*** Begin section ***

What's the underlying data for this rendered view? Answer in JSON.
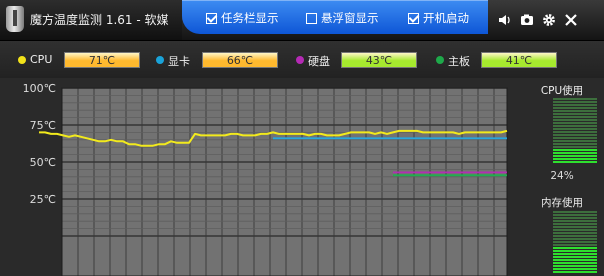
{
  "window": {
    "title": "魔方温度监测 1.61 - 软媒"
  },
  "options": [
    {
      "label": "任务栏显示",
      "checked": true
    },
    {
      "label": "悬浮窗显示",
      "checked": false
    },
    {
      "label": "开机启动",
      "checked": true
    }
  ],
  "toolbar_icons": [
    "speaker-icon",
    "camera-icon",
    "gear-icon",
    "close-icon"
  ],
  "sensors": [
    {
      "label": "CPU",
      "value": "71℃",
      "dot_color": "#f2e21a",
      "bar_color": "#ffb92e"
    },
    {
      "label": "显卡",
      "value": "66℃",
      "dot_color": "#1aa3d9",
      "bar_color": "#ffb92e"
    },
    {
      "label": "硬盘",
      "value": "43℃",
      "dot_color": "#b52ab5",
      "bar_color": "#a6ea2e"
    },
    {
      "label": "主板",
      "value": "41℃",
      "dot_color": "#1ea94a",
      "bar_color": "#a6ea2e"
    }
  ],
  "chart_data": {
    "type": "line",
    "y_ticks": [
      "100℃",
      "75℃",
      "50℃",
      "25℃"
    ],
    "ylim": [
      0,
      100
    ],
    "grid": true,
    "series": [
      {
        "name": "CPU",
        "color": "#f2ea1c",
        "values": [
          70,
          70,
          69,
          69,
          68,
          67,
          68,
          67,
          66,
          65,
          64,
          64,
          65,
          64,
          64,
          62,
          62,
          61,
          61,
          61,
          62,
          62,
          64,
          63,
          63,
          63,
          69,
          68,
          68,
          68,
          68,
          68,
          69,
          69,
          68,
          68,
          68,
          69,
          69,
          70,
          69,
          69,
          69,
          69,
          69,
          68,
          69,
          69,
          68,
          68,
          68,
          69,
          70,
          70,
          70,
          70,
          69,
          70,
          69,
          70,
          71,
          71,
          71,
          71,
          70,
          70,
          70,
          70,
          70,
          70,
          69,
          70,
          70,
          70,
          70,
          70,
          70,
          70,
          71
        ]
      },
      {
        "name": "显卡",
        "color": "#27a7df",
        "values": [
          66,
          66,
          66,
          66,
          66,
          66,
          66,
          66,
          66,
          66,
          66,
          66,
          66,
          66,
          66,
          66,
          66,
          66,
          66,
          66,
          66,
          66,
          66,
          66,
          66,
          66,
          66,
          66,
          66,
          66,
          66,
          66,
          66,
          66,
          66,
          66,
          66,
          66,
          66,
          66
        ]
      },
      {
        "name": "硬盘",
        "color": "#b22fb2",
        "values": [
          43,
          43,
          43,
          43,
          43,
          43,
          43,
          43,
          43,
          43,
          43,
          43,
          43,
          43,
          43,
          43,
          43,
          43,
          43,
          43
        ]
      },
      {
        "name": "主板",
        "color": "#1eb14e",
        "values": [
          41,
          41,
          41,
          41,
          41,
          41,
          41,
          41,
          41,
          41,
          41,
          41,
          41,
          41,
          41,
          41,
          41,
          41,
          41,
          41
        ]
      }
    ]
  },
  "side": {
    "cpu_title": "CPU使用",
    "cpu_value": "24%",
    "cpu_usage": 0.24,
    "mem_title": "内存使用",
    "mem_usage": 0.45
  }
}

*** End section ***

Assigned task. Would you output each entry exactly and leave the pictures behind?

Response to the exercise.
What's the underlying data for this rendered view? Answer in JSON.
{
  "window": {
    "title": "魔方温度监测 1.61 - 软媒"
  },
  "options": [
    {
      "label": "任务栏显示",
      "checked": true
    },
    {
      "label": "悬浮窗显示",
      "checked": false
    },
    {
      "label": "开机启动",
      "checked": true
    }
  ],
  "toolbar_icons": [
    "speaker-icon",
    "camera-icon",
    "gear-icon",
    "close-icon"
  ],
  "sensors": [
    {
      "label": "CPU",
      "value": "71℃",
      "dot_color": "#f2e21a",
      "bar_color": "#ffb92e"
    },
    {
      "label": "显卡",
      "value": "66℃",
      "dot_color": "#1aa3d9",
      "bar_color": "#ffb92e"
    },
    {
      "label": "硬盘",
      "value": "43℃",
      "dot_color": "#b52ab5",
      "bar_color": "#a6ea2e"
    },
    {
      "label": "主板",
      "value": "41℃",
      "dot_color": "#1ea94a",
      "bar_color": "#a6ea2e"
    }
  ],
  "chart_data": {
    "type": "line",
    "y_ticks": [
      "100℃",
      "75℃",
      "50℃",
      "25℃"
    ],
    "ylim": [
      0,
      100
    ],
    "grid": true,
    "series": [
      {
        "name": "CPU",
        "color": "#f2ea1c",
        "values": [
          70,
          70,
          69,
          69,
          68,
          67,
          68,
          67,
          66,
          65,
          64,
          64,
          65,
          64,
          64,
          62,
          62,
          61,
          61,
          61,
          62,
          62,
          64,
          63,
          63,
          63,
          69,
          68,
          68,
          68,
          68,
          68,
          69,
          69,
          68,
          68,
          68,
          69,
          69,
          70,
          69,
          69,
          69,
          69,
          69,
          68,
          69,
          69,
          68,
          68,
          68,
          69,
          70,
          70,
          70,
          70,
          69,
          70,
          69,
          70,
          71,
          71,
          71,
          71,
          70,
          70,
          70,
          70,
          70,
          70,
          69,
          70,
          70,
          70,
          70,
          70,
          70,
          70,
          71
        ]
      },
      {
        "name": "显卡",
        "color": "#27a7df",
        "values": [
          66,
          66,
          66,
          66,
          66,
          66,
          66,
          66,
          66,
          66,
          66,
          66,
          66,
          66,
          66,
          66,
          66,
          66,
          66,
          66,
          66,
          66,
          66,
          66,
          66,
          66,
          66,
          66,
          66,
          66,
          66,
          66,
          66,
          66,
          66,
          66,
          66,
          66,
          66,
          66
        ]
      },
      {
        "name": "硬盘",
        "color": "#b22fb2",
        "values": [
          43,
          43,
          43,
          43,
          43,
          43,
          43,
          43,
          43,
          43,
          43,
          43,
          43,
          43,
          43,
          43,
          43,
          43,
          43,
          43
        ]
      },
      {
        "name": "主板",
        "color": "#1eb14e",
        "values": [
          41,
          41,
          41,
          41,
          41,
          41,
          41,
          41,
          41,
          41,
          41,
          41,
          41,
          41,
          41,
          41,
          41,
          41,
          41,
          41
        ]
      }
    ]
  },
  "side": {
    "cpu_title": "CPU使用",
    "cpu_value": "24%",
    "cpu_usage": 0.24,
    "mem_title": "内存使用",
    "mem_usage": 0.45
  }
}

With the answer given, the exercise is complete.